Alireza Salehi Nejad, an Iranian citizen who resided in Malaysia from 2007 through 2010 as a student and then a businessman, recently spoke with MEI about his experiences living in Kuala Lumpur. He graduated from Asia Pacific University (APU), a partner of Staffordshire University in Malaysia, with a degree in business information technology and then established a consulting company whose clients are foreigners who wish to invest their capital in Southeast Asia, particularly in Malaysia, and Malaysian residents who wish to invest in other countries, especially in the Middle East and Western Europe. Alireza also founded a mountaineering club, which boasts hundreds of members, the majority being from Malaysia, Iran, Pakistan, Tanzania, Indonesia, and Kazakhstan.
Question: What initially attracted you to Malaysia?

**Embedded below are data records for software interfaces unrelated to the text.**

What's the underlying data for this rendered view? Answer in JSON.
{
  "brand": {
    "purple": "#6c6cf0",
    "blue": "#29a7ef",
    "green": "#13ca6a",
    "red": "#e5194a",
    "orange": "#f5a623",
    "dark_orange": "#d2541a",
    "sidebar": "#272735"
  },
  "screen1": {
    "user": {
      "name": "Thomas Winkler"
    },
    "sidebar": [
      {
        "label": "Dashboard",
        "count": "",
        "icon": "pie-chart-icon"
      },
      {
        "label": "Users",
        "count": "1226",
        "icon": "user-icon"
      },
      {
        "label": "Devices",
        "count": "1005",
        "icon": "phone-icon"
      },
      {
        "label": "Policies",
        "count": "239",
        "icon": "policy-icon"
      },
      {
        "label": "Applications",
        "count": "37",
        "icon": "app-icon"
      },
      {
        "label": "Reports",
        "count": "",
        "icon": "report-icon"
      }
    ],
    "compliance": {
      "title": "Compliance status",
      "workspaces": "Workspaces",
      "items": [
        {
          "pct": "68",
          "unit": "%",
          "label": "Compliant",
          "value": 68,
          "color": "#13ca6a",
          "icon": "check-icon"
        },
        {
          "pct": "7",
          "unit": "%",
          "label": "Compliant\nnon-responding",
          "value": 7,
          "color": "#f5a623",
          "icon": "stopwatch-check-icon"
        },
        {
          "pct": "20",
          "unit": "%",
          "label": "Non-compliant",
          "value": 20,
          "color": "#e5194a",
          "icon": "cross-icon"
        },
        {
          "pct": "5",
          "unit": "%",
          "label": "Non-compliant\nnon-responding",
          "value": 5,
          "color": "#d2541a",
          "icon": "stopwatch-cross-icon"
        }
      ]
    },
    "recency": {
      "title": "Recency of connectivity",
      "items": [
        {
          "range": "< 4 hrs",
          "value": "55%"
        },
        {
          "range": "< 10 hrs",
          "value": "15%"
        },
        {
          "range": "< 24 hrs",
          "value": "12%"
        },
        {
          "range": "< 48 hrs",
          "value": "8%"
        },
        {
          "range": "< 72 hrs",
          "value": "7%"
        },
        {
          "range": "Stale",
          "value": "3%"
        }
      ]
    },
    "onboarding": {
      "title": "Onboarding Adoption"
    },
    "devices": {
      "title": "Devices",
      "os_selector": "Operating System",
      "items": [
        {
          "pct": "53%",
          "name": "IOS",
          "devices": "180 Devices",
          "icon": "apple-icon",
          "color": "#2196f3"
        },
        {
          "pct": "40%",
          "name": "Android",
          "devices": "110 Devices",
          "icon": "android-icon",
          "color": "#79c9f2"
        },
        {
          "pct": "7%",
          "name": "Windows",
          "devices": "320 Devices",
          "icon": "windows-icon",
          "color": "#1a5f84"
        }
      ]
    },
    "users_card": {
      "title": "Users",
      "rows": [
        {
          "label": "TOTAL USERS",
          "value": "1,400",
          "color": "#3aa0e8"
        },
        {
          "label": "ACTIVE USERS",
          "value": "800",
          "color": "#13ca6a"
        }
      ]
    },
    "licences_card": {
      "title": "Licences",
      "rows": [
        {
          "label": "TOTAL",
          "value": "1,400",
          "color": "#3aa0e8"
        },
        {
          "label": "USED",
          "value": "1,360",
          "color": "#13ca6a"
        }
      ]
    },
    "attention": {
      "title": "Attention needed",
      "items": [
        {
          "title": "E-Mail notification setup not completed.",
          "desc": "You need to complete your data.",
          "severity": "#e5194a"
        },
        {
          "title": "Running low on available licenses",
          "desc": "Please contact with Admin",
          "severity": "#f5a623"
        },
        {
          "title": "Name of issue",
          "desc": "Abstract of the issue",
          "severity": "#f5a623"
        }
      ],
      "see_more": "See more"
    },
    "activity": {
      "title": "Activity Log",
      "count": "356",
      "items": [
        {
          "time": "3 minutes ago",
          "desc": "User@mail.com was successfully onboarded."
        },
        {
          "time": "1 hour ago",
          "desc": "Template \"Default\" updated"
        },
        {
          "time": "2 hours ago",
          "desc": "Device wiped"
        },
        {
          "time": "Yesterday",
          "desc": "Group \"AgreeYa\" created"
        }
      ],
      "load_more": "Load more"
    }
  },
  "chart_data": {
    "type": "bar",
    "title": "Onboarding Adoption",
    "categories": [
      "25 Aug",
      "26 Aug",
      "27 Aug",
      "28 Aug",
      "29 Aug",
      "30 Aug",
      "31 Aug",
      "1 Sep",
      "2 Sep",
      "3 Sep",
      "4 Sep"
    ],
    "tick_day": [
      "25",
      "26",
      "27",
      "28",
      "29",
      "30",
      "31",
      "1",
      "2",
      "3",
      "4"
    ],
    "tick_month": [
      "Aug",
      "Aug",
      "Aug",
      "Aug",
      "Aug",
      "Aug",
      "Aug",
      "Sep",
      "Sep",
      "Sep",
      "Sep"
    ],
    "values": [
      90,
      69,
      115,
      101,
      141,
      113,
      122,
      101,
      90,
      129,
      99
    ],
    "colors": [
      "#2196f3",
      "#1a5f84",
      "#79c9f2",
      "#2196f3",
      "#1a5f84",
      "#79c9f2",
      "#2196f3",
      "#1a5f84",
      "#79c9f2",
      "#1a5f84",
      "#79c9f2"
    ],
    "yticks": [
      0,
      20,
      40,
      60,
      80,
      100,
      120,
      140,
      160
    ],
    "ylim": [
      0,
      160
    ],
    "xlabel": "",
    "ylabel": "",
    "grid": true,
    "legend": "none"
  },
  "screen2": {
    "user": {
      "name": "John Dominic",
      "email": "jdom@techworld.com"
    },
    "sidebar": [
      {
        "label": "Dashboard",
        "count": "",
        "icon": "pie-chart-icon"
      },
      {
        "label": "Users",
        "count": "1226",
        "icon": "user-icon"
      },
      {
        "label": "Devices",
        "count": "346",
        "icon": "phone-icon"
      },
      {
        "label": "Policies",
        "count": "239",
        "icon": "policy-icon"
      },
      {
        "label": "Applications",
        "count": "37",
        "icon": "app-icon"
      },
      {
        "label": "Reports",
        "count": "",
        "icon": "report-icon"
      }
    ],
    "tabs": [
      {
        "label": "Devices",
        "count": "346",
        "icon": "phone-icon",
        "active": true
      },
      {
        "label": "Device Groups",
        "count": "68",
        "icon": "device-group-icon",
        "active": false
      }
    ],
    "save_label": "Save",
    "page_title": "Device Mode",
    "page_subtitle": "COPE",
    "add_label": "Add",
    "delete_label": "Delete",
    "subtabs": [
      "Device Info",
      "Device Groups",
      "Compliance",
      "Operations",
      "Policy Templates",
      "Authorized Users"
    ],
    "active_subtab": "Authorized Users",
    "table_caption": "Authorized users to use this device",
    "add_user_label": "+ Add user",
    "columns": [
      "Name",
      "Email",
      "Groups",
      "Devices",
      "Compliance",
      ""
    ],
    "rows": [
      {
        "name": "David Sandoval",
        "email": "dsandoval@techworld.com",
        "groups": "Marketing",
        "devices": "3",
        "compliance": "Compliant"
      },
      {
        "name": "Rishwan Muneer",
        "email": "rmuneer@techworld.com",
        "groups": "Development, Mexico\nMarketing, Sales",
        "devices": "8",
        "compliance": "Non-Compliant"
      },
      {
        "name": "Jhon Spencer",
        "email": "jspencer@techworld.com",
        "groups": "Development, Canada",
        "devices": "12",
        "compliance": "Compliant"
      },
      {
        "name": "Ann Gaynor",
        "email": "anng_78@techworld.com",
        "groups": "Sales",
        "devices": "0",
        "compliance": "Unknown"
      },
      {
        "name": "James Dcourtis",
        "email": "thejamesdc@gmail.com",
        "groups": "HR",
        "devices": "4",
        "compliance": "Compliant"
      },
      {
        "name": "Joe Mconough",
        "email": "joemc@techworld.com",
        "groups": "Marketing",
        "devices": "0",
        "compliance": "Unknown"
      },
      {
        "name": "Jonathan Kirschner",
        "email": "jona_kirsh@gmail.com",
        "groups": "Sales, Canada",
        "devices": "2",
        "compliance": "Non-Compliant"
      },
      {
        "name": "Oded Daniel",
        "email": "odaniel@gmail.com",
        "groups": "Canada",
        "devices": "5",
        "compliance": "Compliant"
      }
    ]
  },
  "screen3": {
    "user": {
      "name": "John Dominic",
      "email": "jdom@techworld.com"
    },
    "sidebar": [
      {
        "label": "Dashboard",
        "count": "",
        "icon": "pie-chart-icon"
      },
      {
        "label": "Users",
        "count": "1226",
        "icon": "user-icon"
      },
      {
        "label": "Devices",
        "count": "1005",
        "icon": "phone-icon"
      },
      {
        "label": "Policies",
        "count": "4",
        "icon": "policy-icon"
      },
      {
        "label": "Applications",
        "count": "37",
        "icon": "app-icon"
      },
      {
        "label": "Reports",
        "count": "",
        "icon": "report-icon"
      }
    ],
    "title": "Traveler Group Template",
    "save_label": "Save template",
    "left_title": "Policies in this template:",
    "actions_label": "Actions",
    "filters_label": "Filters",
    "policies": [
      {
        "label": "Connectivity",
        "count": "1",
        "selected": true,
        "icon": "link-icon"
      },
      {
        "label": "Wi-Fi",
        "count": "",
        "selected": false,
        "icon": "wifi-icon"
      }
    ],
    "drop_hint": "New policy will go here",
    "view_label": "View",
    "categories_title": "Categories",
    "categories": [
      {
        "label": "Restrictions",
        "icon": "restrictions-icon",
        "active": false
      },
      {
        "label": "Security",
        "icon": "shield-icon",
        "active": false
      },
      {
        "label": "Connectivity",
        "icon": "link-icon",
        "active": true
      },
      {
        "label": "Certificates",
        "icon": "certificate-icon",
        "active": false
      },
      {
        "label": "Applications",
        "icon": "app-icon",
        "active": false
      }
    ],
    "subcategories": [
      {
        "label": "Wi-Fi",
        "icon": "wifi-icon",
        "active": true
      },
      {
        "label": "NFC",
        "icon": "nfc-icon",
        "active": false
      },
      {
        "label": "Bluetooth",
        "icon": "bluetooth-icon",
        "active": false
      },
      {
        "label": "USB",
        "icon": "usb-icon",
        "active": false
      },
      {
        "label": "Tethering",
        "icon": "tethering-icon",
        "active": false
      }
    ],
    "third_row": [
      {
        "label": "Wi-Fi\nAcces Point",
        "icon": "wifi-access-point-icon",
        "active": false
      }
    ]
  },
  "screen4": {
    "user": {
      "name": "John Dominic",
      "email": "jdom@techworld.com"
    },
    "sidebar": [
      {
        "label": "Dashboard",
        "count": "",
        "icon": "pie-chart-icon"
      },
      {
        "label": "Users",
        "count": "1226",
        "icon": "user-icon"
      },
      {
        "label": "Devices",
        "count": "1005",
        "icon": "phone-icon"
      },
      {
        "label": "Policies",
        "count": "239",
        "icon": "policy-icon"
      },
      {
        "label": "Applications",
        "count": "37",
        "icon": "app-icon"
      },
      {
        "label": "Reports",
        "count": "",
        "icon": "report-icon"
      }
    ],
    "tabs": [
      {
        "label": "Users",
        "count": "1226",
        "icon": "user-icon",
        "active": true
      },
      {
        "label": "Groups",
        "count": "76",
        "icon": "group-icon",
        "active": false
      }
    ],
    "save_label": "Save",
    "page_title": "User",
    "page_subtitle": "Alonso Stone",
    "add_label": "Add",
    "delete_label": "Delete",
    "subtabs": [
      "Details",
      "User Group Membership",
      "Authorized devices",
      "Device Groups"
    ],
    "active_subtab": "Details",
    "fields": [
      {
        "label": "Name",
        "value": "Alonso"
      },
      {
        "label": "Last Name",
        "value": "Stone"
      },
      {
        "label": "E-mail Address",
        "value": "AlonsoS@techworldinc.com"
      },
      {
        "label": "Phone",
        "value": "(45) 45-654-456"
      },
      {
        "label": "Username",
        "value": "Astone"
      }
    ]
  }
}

Answer: I had been living for a number of years in the UK and Turkey. I wanted to experience a new environment, and at my cousin’s recommendation I chose Malaysia. My major concern was finding a friendly environment with high quality and recognized universities.
Question: Did you find Malaysia to be the “friendly environment” you had hoped for?
Answer: Yes. Malaysia is a multicultural society [mainly comprised of Malays, Chinese, and Indians] and a country that accepts foreigners with open arms. Malaysia has attracted many thousands of Iranians as tourists, students, immigrants, and business investors. Kuala Lumpur is home to the largest Iranian community in Malaysia, spread among the neighborhoods of Ampang, South City, Bukit Jalil, Cyber Jaya, and Bandar Sunway. In recent years, Malaysia has attracted many Iranian artists, and a number of Iranian singers have performed in Kuala Lumpur, including Arash, DJ Aligator, Ebi, Shadmehr, and Shahram Shabpareh.
Question: When you first arrived in the country, what most surprised you and why?
Answer: I was surprised and intrigued by the way that Malaysians have adopted the festivals of many different cultures and turned them into public holidays. In addition to a variety of Islamic, Christian, Buddhist, and Hindu religious events, many other holidays have found their way to Malaysia and are celebrated by the public, including Thanksgiving and St. Patrick’s Day!
Question: Whether in or out of the classroom, did you interact mostly with other Iranian students?
Answer: During my time at Asia Pacific University, I served as the Iranian students’ representative and student ambassador. In this capacity I provided students with information regarding university life and helped forge and maintain connections among students, the university, and the embassy. But I also found it easy to form friendships with Malay and Chinese students.
Question: Did Malaysian students or professors know much or express interest in learning about Iran?
Answer: All of my Malaysian classmates were familiar with Iran, and they usually shared positive comments about it.
Question: Tell us about your mountaineering club in Malaysia.
Answer: I managed to bring together over 700 members from 45 countries. The club’s activities included but were not limited to jungle trekking, caving, rock climbing, jogging, mountaineering training sessions, and first aid classes. Before traveling to Malaysia I didn’t even know about the mountains there! I soon discovered that Mount Kinabalu, located in Sabah, is the highest peak in Southeast Asia.
Question: How did exploring Malaysia through organizing mountaineering trips impact your experience there?
Answer: Through organizing these trips, I made many new friends and connections. This played a significant role during my stay, as the leadership experience was fundamental to establishing my business consulting company afterward. I developed management skills by running the club, which I then put to use in my company. Getting to know many people and networking through the club also helped expand my business.
Question: Before starting your consulting firm, had you met other Iranian businesspeople in Malaysia? If so, did you receive any advice from them about establishing and running a company in Malaysia?
Answer: There are many Iranians running businesses in Malaysia, from restaurants and supermarkets to car rental agencies. Many are also involved in providing services such as aiding clients with the immigration process or university enrollment, as well as legal and business consulting. I received assistance from my friends who were business owners and had lived in Malaysia for a longer period of time. They helped me with legal paperwork and advised me on the best location for the company.
Question: What were some of the challenges you faced in setting up your business and building a clientele?
Answer: The Malaysian government requires you to have a Malaysian partner and that a certain number of your employees be Malaysian, which was quite challenging. I had to hire a local “sleeping partner” and bought his shares of the company later.
Question: When you think back on your time in Malaysia, what is your most lasting impression?
Answer: I have very few negative memories of Malaysia. To be sure, there were many reports of police brutality and immigration office discrimination. I experienced a lot of unnecessary bureaucracy and frustrating paperwork, but the multicultural dimension of Malaysia—the opportunity to learn about and from people representing so many different cultures, ethos, and principles—is perhaps my most vivid, lasting, and inspiring impression of the country.
This contribution is part of the Middle East-Asia Project at the Middle East Institute.